Read More

Kevin Rudd – all action, no talk

After months of hearing and reading the “all talk no action” mantra, it would be too much to now expect the reverse after the announcement yesterday of the $10 billion ‘boost to the economy’.  Some journalists got close.  In today’s issue of The Australian P...

Read More

Malcolm’s at it again

In several pieces on The Political Sword it has been argued that Malcolm Turnbull is at his best when he’s advocating ideas and actions in which he believes, but when he’s required to promote that in which he does not have his heart, he flounders and is unconvincing.  Over the las...

Read More

What’s got into our TV interviewers?

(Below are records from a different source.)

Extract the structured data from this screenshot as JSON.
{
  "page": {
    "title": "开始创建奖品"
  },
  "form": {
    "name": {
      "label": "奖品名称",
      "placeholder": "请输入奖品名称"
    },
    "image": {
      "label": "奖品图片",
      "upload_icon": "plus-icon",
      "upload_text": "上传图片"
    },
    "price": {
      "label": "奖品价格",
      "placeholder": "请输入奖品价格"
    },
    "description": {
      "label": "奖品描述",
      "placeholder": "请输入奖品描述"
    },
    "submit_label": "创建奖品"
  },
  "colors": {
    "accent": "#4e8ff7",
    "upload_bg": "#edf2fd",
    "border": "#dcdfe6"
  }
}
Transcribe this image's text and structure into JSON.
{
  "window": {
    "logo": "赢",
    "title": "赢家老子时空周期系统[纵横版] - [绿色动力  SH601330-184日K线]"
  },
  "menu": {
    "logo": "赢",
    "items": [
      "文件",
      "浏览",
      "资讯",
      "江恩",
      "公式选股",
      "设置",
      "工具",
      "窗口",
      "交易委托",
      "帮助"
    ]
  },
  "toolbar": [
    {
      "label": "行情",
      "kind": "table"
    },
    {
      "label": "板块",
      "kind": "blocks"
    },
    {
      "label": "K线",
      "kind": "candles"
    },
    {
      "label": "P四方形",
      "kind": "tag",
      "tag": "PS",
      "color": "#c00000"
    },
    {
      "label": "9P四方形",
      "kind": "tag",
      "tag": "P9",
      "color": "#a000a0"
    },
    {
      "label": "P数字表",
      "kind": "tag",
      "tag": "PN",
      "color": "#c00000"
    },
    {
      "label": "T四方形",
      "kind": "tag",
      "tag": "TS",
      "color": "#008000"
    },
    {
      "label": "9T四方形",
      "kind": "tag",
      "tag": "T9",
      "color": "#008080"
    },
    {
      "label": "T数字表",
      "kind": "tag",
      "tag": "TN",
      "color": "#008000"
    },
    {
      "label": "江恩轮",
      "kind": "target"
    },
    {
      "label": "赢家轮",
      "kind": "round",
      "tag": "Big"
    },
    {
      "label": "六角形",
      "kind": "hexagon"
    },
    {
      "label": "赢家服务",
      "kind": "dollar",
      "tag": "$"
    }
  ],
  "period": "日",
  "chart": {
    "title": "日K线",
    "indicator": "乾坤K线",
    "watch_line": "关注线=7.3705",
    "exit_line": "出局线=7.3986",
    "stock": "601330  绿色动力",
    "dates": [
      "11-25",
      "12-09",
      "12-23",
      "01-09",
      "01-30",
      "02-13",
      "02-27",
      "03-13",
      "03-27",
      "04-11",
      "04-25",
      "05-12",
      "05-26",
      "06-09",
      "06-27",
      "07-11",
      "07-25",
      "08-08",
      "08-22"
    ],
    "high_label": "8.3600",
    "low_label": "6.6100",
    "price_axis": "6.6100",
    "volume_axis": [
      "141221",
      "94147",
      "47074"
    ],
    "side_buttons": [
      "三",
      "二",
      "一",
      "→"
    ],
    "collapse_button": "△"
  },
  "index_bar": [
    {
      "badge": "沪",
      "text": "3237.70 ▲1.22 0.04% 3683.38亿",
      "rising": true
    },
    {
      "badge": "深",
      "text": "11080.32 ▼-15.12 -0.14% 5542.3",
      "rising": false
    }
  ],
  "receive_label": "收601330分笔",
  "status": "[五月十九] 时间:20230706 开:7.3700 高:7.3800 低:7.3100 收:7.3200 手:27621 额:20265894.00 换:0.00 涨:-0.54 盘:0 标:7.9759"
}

This piece is prompted by two recent episodes where the PM was interviewed in a manner that could only be described as aggressive, if not downright rude. We know that politicians enjoy lowly status in the respectability stakes.  Broken promises, speaking with a forked tongue and partisa...

Read More

Andrew Bolt – Pied Piper to his bloggers

Watching Andrew Bolt on ABC TV’s Insiders yesterday, I wondered when last he was subjected to the same critical judgment to which he so eagerly subjects others. This prompted the idea for a series on The Political Sword on how we perceive our political journalists, with Bolt as first under t...

Read More

The corrosive effect of political slogans

Spin doctors love slogans.  Their focus groups test them for efficacy.  They launch them, repeat them incessantly until their use-by date, then go onto the next.  They know the corrosive effect the negative ones can have on those to whom they’re applied.  The media too lo...

Read More

Why is the Opposition antagonizing the banks?

Isn’t it curious that the conservative side of politics, the free-marketeers, are now at loggerheads with the banks.  All the more so with a leader who is an ex-merchant banker. It was the previous Treasurer who defended so fiercely the independence of the Reserve Bank, and indeed...

Read More